In this shaggy-dog '70s coming-of-age tale, two 20-something brothers set out across suburban Boston after a massive snow storm in a valiant attempt to score an "exceedingly fine ounce of Dominican Sin." Despite city orders to stay off the roads, John and Gully Gullivan suit up in fake Red Cross outfits, slap a Red Cross sign on their van and head off. But the hapless duo are soon railroaded into playing Good Samaritan, helping old ladies, delivering insulin and shepherding their fearsome childhood priest on his rounds. Their madcap adventures have a somber edge because their mother is in the hospital in the last stages of cancer; their father died in a freak accident years ago. A series of flashbacks chronicle the soon-to-be-orphans' Irish Catholic childhood, including their taunting of mustached Dally next door, who reappears as a sexy, self-assured college girl and joins them on their snow-day jaunt. The jittery, episodic narrative may throw some readers, and the humor can be haphazard and hyperbolic, but Flaherty's loving rendition of Boston suburbia in the '60s and '70s, complete with homages to comic books, gas-station pastries, Cream and old elementary schools, will charm the Slackers set. Agent, Joy Tutela at the David Black Agency. (Feb. 5) Forecast: Strong local sales are to be expected in Boston and the Northeast, where Flaherty will tour. This would make a nice buddy flick for Boston natives Ben Affleck and brother Casey. Copyright 2005 Reed Business Information.
A funny, well-crafted debut tale of sin, redemption, religious yearning, yearning of every other kind, and righteous bud. In a hero quest to do Joseph Campbell proud, Irish-American twentysomething stoners answer a challenge. The worst winter storm to hit in years descends on Boston, but Gully Gullivan, slacker and schemer extraordinaire, has other things on his mind: "I just got off the phone with Worms Faulkner," he announces to brother John, our narrator, "who, it may interest you to know, has available one exceedingly fine ounce of Dominican Sin, and if we can get ourselves there by four, it's ours." Alas, Worms lives in Braintree, and between the boys and Braintree lies a perilous jungle of cops, fallen power lines, icy roads, and friends, relatives and others needing favors, among other obstacles. Flaherty keeps the chronology imprecise (we can guess it's the late 1970s from the soundtrack in the lads' van, but they're backdated refugees from the decade before) and the dialogue and props exquisitely right on; anyone of a certain age who's ever driven a car on fumes will appreciate his description of "the needle tap-tap-tapping into the E zone; the red FUEL light flashing like ship-to-shore. But, dammit, you'd get caught up in things.
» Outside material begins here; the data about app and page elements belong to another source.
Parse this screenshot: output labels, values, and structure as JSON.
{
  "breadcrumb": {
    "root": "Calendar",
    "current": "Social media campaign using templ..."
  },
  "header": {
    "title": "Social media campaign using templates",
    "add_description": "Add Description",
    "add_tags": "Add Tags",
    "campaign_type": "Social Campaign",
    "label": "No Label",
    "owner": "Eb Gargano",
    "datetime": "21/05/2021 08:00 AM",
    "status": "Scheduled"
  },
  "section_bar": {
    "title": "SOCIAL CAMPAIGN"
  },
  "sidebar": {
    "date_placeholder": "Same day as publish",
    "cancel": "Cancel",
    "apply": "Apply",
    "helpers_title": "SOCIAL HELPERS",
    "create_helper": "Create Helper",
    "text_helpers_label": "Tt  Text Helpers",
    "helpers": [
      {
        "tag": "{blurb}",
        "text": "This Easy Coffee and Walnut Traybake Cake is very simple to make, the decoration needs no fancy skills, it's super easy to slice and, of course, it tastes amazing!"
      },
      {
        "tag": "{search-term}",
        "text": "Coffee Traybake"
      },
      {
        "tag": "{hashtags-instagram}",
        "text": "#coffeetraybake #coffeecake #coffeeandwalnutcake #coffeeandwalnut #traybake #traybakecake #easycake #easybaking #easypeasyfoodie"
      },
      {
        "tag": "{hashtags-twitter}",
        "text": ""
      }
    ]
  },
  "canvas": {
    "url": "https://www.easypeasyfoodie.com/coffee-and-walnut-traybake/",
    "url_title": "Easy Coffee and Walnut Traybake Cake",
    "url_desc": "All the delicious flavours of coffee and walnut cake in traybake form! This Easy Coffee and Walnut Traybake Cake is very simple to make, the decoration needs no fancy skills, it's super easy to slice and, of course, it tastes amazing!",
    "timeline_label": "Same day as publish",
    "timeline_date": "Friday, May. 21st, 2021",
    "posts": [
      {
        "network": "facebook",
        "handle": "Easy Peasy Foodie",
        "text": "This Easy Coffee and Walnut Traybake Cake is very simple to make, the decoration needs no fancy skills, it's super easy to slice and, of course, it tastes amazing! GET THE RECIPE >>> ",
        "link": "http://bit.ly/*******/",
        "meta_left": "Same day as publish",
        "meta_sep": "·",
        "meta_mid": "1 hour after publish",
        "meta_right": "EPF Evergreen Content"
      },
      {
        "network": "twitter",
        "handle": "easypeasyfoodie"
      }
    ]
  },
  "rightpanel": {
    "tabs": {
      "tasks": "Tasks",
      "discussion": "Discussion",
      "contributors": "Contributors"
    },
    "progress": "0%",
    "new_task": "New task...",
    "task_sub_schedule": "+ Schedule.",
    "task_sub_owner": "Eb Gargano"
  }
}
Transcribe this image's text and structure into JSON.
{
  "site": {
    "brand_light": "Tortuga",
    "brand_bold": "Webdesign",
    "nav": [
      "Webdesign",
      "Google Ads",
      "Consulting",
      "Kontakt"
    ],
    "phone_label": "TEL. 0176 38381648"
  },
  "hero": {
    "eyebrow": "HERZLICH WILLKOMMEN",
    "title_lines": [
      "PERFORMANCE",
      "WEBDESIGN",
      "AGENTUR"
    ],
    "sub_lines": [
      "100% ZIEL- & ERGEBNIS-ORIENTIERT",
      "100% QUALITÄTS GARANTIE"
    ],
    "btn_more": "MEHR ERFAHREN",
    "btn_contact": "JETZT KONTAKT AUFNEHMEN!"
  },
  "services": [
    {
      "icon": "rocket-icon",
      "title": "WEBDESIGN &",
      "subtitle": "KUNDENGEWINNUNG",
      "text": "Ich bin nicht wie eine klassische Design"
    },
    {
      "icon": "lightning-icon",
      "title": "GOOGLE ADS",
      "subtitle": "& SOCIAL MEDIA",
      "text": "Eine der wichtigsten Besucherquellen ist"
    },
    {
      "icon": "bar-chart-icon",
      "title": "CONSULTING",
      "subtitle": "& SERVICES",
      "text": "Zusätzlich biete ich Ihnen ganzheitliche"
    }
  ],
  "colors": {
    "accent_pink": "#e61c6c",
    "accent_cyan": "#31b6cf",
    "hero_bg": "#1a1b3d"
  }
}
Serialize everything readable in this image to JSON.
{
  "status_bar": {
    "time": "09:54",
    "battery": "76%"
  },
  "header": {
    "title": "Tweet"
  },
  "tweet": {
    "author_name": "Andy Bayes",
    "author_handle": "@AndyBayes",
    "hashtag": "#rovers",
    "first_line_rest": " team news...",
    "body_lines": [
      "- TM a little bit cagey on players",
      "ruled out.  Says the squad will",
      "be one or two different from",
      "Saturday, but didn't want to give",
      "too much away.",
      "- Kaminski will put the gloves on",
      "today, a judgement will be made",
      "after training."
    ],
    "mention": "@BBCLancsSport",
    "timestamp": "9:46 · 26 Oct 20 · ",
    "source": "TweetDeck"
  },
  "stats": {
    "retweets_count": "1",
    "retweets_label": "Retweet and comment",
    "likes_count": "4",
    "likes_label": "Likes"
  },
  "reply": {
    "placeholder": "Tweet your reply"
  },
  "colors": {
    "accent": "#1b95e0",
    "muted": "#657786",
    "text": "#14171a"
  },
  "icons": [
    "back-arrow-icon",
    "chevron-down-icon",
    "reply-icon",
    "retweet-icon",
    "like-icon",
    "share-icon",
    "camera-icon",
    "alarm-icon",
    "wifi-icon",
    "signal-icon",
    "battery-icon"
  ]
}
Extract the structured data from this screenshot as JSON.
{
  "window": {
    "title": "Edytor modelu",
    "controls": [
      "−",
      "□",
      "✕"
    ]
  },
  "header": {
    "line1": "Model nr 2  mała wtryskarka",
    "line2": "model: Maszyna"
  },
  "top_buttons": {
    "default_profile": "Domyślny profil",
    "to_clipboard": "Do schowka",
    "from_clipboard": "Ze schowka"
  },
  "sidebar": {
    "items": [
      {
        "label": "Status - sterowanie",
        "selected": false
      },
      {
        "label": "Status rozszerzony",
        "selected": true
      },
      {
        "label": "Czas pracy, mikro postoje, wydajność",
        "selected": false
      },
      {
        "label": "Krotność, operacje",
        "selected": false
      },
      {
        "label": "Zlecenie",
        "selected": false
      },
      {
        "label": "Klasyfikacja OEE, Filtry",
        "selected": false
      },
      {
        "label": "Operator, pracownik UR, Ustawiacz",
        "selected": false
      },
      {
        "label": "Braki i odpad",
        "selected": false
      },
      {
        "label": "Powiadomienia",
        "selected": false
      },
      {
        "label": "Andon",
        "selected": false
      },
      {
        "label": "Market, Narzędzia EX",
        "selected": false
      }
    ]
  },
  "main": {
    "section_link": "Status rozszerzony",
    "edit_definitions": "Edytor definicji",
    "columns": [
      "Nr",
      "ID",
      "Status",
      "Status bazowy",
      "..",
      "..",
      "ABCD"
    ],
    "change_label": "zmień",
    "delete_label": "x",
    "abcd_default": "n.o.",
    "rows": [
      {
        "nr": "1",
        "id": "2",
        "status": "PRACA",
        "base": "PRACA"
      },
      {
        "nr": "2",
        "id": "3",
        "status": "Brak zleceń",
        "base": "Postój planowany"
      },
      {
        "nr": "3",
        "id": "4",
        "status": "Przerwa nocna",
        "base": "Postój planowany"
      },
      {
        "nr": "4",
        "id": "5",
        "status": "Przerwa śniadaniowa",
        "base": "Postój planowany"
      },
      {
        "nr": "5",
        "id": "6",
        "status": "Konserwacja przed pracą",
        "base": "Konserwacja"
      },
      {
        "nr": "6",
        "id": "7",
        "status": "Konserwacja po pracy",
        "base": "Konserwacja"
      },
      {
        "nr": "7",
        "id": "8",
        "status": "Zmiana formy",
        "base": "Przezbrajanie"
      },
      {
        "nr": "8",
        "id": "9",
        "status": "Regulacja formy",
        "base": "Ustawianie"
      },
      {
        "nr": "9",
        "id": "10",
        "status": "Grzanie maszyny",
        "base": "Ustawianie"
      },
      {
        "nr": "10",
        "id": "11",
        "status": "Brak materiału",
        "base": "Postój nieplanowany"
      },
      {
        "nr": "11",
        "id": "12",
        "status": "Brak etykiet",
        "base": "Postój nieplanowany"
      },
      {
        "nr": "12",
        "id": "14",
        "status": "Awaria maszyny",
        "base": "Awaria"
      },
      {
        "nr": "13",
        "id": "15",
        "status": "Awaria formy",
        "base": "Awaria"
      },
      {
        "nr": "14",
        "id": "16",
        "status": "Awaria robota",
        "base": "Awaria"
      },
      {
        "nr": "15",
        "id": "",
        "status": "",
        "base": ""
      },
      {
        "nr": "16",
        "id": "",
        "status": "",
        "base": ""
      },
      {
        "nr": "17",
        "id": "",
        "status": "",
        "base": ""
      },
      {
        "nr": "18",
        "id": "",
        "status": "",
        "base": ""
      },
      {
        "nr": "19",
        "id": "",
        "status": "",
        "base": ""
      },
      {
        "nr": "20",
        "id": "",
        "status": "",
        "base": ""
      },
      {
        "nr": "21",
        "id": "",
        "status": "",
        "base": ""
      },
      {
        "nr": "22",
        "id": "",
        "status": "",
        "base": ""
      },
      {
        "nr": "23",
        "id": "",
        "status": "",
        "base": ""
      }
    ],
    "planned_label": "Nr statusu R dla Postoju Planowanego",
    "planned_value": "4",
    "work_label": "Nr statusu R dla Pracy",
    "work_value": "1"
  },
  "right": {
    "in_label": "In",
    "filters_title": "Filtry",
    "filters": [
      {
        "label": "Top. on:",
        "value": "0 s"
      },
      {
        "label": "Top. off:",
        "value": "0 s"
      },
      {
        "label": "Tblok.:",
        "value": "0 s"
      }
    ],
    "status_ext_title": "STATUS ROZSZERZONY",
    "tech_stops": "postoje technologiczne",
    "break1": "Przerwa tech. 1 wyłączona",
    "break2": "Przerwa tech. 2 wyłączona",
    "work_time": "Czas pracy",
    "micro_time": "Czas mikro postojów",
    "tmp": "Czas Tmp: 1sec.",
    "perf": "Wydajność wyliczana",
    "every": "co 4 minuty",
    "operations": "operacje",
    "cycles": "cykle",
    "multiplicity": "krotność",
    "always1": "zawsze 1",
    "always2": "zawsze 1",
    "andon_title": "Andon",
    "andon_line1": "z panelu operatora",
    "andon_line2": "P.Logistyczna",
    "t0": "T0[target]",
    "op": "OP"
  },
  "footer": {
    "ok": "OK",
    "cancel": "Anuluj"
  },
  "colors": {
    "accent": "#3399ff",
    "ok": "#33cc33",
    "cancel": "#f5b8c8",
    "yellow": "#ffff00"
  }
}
The home half of the seventh, for instance, or, in our case, the last five tracks of Quadrophenia." Which is just so. The brothers' ingenious and utterly illegal solution to the problem of traversing wintry Massachusetts sets the real hero's quest in motion, and it involves all manner of unexpected twists and turns and picaresque moments of religious and ethnic consciousness-raising, fumbling encounters with groovy chicks, on-the-road meetings withpriests and janitors and cops and suchlike things, including some genuine heroics on the boys' part, all capped off with some suitably stoned fallen-Catholic ponderings on the meaning of it all: "The whole of is-nothing more than scheming apes with addresses-are worth saving? . . . What the hell does Jesus see in us?" A charming first effort, true and amusing and serious all at once. Agent: Joy Tutela/David Black Literary Agency